- _Directions for this task_
Each line of the data holding "请假数据集" should be found and copied.

*** Materials provided ***

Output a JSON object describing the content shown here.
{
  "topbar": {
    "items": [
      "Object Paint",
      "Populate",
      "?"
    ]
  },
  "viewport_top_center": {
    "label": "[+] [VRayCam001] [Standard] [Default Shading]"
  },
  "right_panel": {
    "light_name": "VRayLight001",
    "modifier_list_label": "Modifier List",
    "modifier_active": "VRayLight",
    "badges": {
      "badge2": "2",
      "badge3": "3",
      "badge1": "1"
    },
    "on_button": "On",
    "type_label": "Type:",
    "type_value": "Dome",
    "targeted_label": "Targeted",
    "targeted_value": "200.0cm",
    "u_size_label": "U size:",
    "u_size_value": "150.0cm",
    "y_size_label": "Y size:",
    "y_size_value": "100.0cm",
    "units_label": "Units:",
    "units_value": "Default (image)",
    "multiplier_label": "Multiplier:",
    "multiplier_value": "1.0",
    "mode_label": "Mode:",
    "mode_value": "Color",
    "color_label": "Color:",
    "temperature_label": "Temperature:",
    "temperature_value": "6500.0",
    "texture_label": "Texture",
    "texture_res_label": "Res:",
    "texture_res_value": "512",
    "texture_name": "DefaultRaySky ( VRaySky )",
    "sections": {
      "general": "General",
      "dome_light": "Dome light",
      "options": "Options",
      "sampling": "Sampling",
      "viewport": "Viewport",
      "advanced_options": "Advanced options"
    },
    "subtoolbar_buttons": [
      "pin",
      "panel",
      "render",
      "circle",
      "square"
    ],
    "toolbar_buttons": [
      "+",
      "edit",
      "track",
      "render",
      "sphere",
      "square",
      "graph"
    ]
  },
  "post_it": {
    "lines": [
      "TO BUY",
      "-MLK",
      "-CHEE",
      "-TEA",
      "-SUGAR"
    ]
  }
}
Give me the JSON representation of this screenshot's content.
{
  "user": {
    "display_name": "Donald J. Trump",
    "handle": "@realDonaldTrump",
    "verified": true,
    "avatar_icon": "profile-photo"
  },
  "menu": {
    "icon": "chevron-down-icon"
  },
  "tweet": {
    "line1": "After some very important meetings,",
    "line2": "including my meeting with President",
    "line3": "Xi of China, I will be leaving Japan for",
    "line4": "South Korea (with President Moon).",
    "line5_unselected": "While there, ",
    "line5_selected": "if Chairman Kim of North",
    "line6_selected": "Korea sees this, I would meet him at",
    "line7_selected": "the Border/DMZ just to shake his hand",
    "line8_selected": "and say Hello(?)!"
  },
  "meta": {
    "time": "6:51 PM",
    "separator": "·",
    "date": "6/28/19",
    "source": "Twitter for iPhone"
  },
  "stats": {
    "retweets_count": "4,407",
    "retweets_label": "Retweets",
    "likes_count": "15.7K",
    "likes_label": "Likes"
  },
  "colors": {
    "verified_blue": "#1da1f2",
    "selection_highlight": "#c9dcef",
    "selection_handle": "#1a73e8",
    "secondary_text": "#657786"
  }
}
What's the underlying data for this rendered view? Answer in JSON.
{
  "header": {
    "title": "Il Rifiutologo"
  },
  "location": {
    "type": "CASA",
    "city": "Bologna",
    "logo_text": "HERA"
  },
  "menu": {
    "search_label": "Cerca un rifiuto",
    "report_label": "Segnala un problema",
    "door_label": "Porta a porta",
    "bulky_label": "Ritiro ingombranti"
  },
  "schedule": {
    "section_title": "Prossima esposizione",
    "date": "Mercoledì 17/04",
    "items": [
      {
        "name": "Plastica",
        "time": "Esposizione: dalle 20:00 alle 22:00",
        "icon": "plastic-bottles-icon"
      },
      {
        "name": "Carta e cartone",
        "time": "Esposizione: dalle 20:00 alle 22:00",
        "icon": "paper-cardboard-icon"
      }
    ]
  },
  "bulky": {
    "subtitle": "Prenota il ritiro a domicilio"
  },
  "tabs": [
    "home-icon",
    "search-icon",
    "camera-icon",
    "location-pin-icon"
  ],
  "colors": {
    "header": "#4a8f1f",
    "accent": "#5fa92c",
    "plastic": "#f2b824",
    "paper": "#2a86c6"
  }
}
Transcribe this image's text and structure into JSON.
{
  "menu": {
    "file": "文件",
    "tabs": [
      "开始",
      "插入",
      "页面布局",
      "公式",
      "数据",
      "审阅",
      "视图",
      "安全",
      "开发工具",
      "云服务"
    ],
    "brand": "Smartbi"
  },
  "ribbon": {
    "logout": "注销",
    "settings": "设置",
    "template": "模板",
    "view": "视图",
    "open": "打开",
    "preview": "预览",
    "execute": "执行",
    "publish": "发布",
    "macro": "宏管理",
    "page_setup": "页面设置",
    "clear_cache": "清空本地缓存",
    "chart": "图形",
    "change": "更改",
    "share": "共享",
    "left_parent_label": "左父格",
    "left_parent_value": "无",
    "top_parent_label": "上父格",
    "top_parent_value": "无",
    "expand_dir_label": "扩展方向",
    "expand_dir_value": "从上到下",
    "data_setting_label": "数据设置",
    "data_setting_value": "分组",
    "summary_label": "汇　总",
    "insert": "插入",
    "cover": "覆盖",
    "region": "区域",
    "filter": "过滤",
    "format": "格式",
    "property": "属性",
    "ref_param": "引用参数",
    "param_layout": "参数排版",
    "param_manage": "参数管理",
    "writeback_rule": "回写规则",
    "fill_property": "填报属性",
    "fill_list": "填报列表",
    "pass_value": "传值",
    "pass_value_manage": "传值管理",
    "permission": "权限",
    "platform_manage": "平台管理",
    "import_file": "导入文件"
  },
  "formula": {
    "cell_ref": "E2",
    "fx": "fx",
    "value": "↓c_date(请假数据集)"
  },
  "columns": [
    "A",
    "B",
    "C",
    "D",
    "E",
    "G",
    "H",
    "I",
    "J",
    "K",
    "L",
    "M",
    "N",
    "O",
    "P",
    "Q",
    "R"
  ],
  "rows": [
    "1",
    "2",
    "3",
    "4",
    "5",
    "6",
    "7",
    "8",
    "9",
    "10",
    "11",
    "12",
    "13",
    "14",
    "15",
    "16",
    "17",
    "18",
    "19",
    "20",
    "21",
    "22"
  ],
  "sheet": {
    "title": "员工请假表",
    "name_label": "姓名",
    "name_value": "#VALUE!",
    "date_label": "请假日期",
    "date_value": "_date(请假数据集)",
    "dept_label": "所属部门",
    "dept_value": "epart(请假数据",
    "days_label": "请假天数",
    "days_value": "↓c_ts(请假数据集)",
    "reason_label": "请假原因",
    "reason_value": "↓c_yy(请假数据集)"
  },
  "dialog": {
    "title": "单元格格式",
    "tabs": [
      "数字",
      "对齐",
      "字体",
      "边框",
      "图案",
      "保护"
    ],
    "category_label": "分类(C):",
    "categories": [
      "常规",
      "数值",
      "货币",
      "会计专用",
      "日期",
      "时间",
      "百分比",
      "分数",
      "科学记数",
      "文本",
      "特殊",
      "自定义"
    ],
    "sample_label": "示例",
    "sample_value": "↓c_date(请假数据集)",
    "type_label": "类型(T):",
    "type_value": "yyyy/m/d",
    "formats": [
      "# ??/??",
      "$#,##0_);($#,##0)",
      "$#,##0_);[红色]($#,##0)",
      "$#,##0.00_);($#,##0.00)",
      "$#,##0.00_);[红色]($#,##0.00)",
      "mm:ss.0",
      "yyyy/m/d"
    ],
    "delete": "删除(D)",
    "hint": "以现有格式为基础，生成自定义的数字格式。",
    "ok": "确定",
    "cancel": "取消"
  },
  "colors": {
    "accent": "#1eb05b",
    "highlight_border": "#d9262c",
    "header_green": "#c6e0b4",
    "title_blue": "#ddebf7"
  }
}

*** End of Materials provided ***

- _Solution to this task_
    "value": "↓c_date(请假数据集)"
    "date_value": "_date(请假数据集)",
    "days_value": "↓c_ts(请假数据集)",
    "reason_value": "↓c_yy(请假数据集)"
    "sample_value": "↓c_date(请假数据集)",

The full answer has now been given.